The MP for Thorpeswaite and West Cumleigh had become something of a ‘rockstar figure’ in British politics, and had charmed much of the apathetic electorate. His aristocratic brashness, cheeky contempt for parliament’s ‘bureaucratic bobbycock’ – his term – and his almost mercenary approach to flogging the interests of large corporations and financial institutions had won over hearts and minds. Here at last that here was a politician who could be trusted, to the sense that he made little effort to conceal his untrustworthiness – “we can trust him about that at least, that’s honest of some sort!” was often the feedback reported from focus groups. In particular, he had consistently advocated for the Q.- MediaCorp, which had first funded his electoral campaign into a safe countryside seat, followed by an aggressive promotional campaign which had smeared his rivals to the point where he was parachuted into the role of Energy Minister in the current government. Rumours circulated, usually via Q.- MediaCorp channels, that he could be the next Prime Minister.

One his PAs approached him from behind the stand, he could never remember her name, but she had a great figure. Pert. Absolutely lovely. She was fretting about some complaint by one of the local constituents about their right to die from some dreadful condition. He brushed her away with that same gesture of her hand. “Can you sort it”. It was much easier having the secretaries run the salons and business of the constituencies, as he later boasted at one of his expensive dinners.

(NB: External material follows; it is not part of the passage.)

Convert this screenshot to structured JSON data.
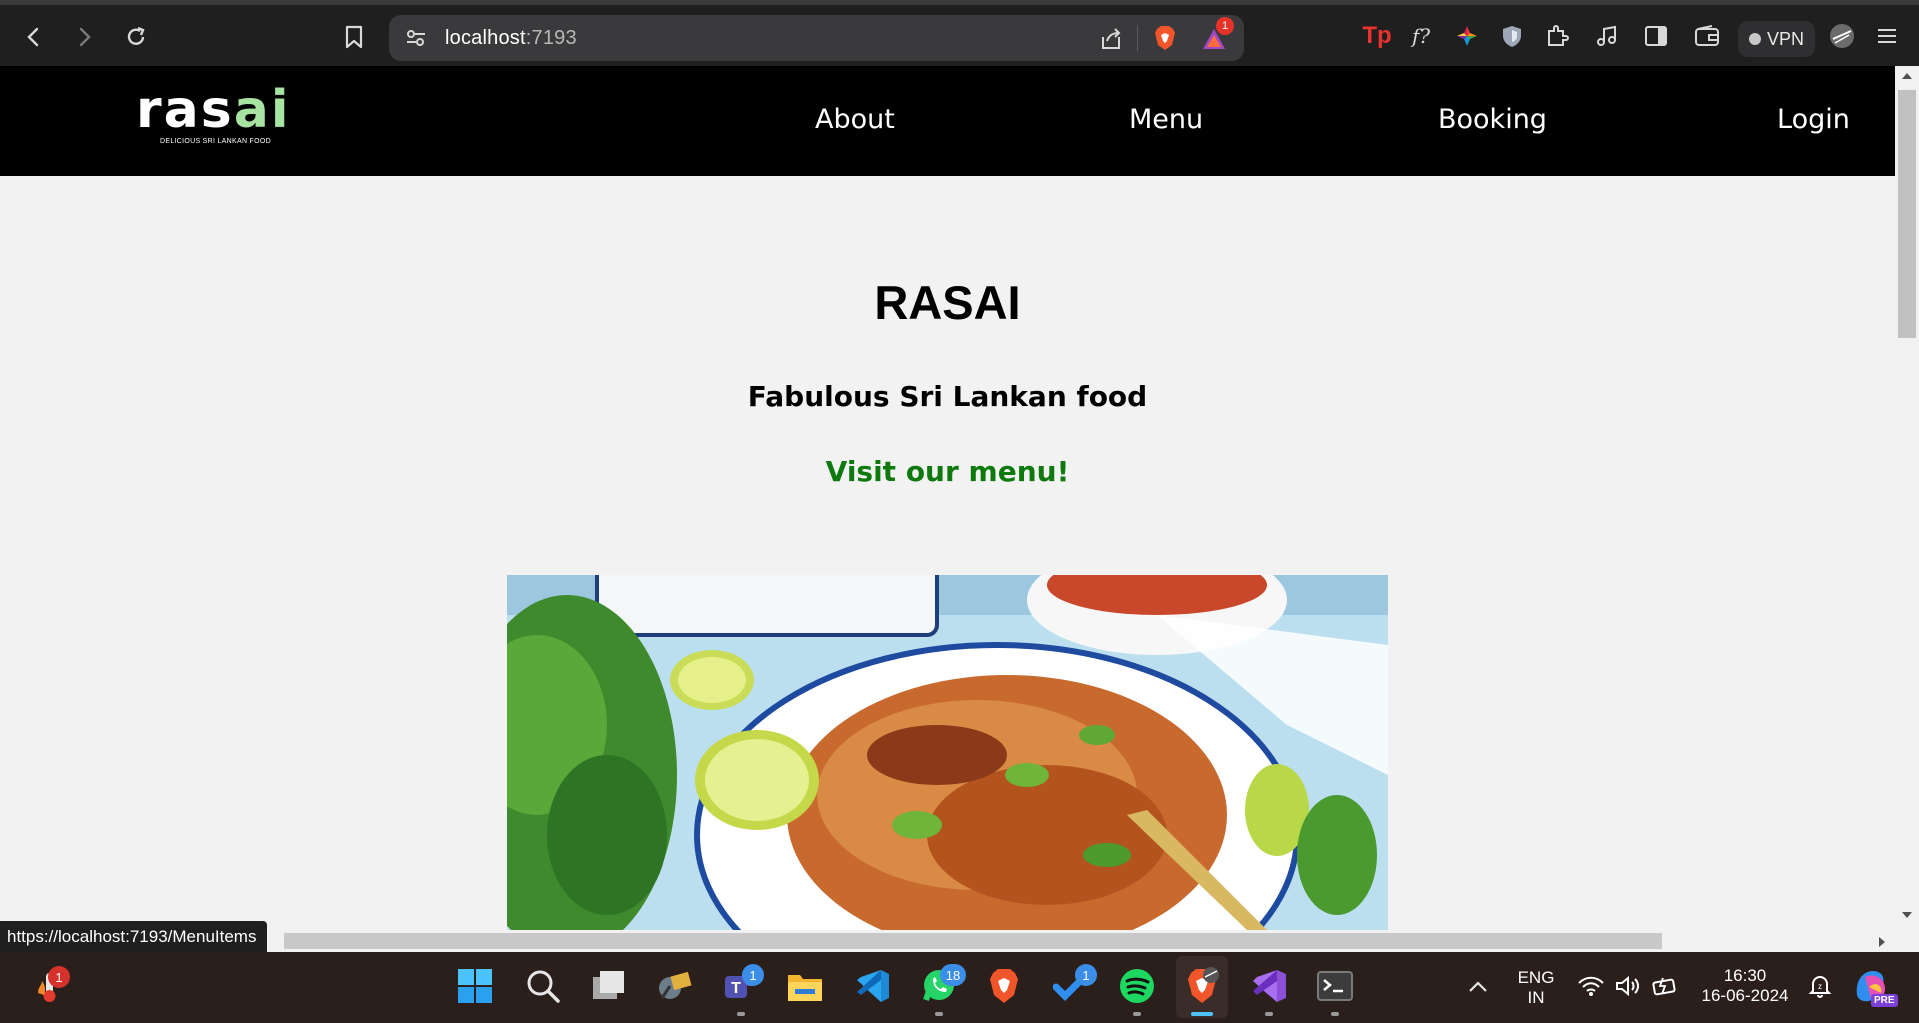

The MP had successfully obstructed a Commons bill with a rambling four-hour speech. The rambling series of generally unrelated peregrinations and autobiographical anecdotes had often bordered on farce, forcing the eventual end of the session, causing a scandal. The press were already calling it ‘Ballsgate’ on account of his frequent use of that offensive term. “Balls in a tea-cup!”, he announced.

A bill had proposed to set up an independent commission that would establish further committees, staffed by impartial experts, to effectively re-regulate financial services, property and currency transactions, as well as media and information fairness. “More quangos! More red-tape! Not in my name!” he shouted again, a bead of white froth gathering below his lower lip.

He was repeating the slogans from an ambient media campaign his team had used with a popular West End advertising agency, which utilised revolutionary-looking street stencils and a viral video game to attack red-tape and monstrous bureaucrats. “Simple. Rip a new orifice in the liberals, and fuck them into unconsciousness.” said the young marketing woman behind the campaign.

“Sir, does the torpedoing of the bill related in any way to Q.- MediaCorp’s proposed buyout and takeover of the BBC?”

“Pure coincidence. Next?”

“Sir, footage was leaked out yesterday that recorded you selling lands across the country to an international luxury property construction firm, land which had previously been used for school-playing fields, public parks, and former nursing homes. How do you respond to charges that you’re just a stooge for big business?”

“The era of top-down government Whitehall dictatorships is over! Next question!”

“But sir, those lands were sold without prior consultation or even official approval.”

“I have no memory of that. I will request my lawyers investigate. You?”

“Ballsgate has seen your popularity spike ten points higher than the prime minister. Can we expect you to stand as leader in next year’s election?”

“It’s certainly something we’ve been considering. That’s it, thank you!”

After the press conference, the Rt. Hon. S.-P.- was dining that evening with the head of a major petrochemicals company, some favoured journalists and MPs, and a couple of advisers. “You’ll be leading this country by the next summer, I count on it,” said the oligarch. “How do you do it?”

“It’s just like banking. All I do is sell other people’s property at inflated value to my friends, and I get away with it. Money is the only real thing. Eventually everyone, even the doubters, believes that. You know what I say to my liberal critics? I say ‘that’s fine for you to think, but who can disagree with power?’”

“Money, what else could there be?” laughed the oligarch, shaking his head.

Advertisements